▶ **Supplied entries**:
________________________

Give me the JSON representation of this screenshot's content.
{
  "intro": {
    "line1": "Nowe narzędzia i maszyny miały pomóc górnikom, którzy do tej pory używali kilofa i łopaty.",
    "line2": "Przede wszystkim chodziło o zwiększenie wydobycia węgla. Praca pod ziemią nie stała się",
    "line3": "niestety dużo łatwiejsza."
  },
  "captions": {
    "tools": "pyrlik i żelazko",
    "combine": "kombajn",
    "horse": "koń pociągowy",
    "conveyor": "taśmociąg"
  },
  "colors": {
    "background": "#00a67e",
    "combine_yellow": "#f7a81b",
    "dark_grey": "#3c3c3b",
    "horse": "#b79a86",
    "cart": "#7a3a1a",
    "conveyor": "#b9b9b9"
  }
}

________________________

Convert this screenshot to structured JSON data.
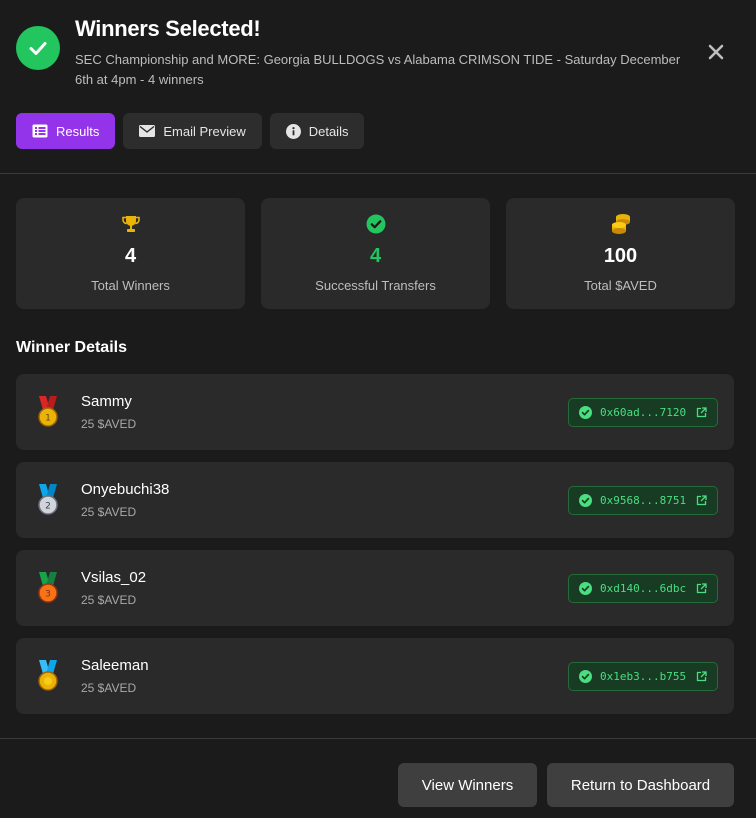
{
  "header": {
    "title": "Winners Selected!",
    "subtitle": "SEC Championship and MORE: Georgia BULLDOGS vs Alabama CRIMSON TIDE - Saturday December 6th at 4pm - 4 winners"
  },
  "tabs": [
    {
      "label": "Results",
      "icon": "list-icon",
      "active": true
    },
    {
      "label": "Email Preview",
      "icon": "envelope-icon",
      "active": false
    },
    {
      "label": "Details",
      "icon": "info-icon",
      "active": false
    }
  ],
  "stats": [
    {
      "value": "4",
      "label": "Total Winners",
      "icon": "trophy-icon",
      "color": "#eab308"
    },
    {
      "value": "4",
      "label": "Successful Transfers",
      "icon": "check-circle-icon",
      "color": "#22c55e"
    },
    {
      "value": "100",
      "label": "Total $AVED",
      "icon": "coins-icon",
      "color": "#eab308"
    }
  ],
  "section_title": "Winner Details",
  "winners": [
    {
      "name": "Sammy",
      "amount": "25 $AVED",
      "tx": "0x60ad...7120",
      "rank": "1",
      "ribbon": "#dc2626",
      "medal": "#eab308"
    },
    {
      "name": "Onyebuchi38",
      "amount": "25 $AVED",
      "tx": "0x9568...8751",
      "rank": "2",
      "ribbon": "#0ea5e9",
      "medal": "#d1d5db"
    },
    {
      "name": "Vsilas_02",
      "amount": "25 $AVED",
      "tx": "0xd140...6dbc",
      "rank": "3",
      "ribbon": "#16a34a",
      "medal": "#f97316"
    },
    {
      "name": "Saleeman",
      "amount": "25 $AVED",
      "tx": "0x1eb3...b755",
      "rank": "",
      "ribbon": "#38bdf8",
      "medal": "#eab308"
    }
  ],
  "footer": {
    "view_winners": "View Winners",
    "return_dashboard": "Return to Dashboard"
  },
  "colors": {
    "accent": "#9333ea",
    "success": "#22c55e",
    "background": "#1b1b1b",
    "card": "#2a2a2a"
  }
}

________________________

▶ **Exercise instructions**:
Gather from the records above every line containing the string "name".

▶ **Result of this exercise**:
      "name": "Sammy",
      "name": "Onyebuchi38",
      "name": "Vsilas_02",
      "name": "Saleeman",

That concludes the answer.